The body’s immune system seems to overreact to the infection and starts attacking healthy tissue, causing it to become inflamed. But the exact reason for this is unknown.
People who have a gene called HLA-B27 are much more likely to develop reactive arthritis than those who don’t, but it’s unclear why.
What Causes Rheumatoid Arthritis
The specific causes of rheumatoid arthritis have yet to be identified. This is true despite decades of medical research.
However, while we dont know specifically what brings about RA and the symptoms it is known to create such as joint pain, stiffness, fatigue, and low-grade fever we do know that it is the result of an autoimmune disorder which ultimately affects the joints.
In fact, oftentimes the pain in the joints is so severe that the people suffering from RA are advised to take a nonsteroidal anti-inflammatory drug such as aspirin, ibuprofen, or naproxen or some other type of anti-rheumatic drug to help ease the pain in the joints created by RA.
Whats the connection between RA and the joints? Specifically, how does this disease impact the joints in the human body, creating pain as a primary symptom?
Why Does Rheumatoid Arthritis Cause Fever
The reason low-grade fever is common among RA patients has to do with how your bodys immune system works. When your immune system is revved up say, to fight a cold or flu virus thats entered your body it produces a number of proteins that take different actions to attack the germs and get you healthy again. Fever can occur as a result of this immune system activation.
With an inflammatory autoimmune disease like rheumatoid arthritis, your immune system is switched on, but is attacking your bodys own tissues rather than a foreign invader like a virus or bacteria. This autoimmune response is what can cause a low-grade fever in rheumatoid arthritis.
Once you get diagnosed with RA and start treatment which typically includes a disease-modifying drug or biologic to act on the immune system and stop unnecessary inflammation systemic RA symptoms such fever and fatigue should improve too.
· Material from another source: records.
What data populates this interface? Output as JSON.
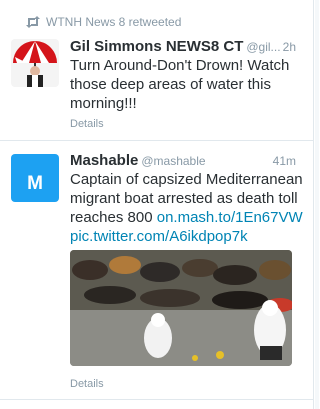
{
  "retweet": {
    "icon": "retweet-icon",
    "text": "WTNH News 8 retweeted"
  },
  "tweets": [
    {
      "name": "Gil Simmons NEWS8 CT",
      "handle": "@gil...",
      "time": "2h",
      "text": "Turn Around-Don't Drown! Watch those deep areas of water this morning!!!",
      "details": "Details",
      "avatar_icon": "umbrella-avatar"
    },
    {
      "name": "Mashable",
      "handle": "@mashable",
      "time": "41m",
      "text": "Captain of capsized Mediterranean migrant boat arrested as death toll reaches 800 ",
      "link1": "on.mash.to/1En67VW",
      "link2": "pic.twitter.com/A6ikdpop7k",
      "details": "Details",
      "avatar_letter": "M",
      "avatar_color": "#1da1f2"
    }
  ],
  "colors": {
    "link": "#0084b4",
    "muted": "#8899a6",
    "text": "#292f33",
    "border": "#e1e8ed"
  }
}
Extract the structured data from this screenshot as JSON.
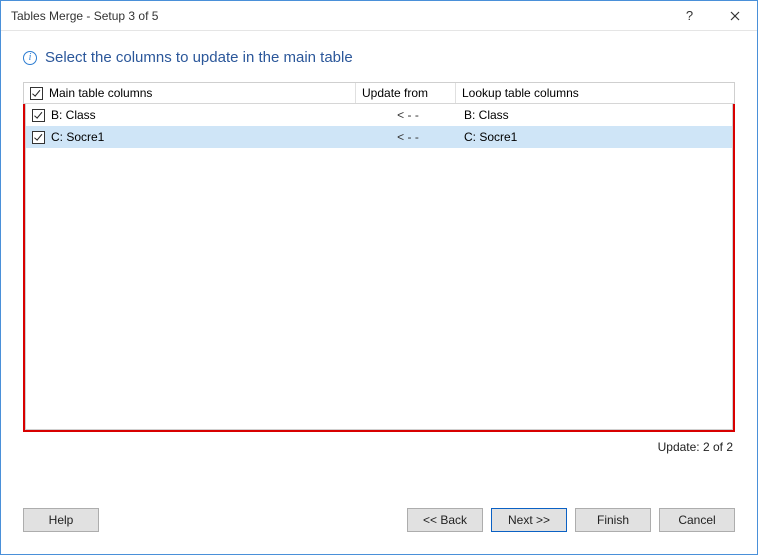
{
  "titlebar": {
    "title": "Tables Merge - Setup 3 of 5"
  },
  "heading": "Select the columns to update in the main table",
  "table": {
    "headers": {
      "main": "Main table columns",
      "update": "Update from",
      "lookup": "Lookup table columns"
    },
    "rows": [
      {
        "main": "B: Class",
        "arrow": "< - -",
        "lookup": "B: Class",
        "checked": true,
        "selected": false
      },
      {
        "main": "C: Socre1",
        "arrow": "< - -",
        "lookup": "C: Socre1",
        "checked": true,
        "selected": true
      }
    ]
  },
  "status": "Update: 2 of 2",
  "buttons": {
    "help": "Help",
    "back": "<< Back",
    "next": "Next >>",
    "finish": "Finish",
    "cancel": "Cancel"
  }
}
However, you may develop low-grade fever every now and then as your RA disease activity ebbs and flows.
Fever is not a disease it is a manifestation of some inflammatory process that could be rheumatoid arthritis, infections, or something else, says Alexa Meara, MD, a rheumatologist at The Ohio State University Wexner Medical Center in Columbus, Ohio.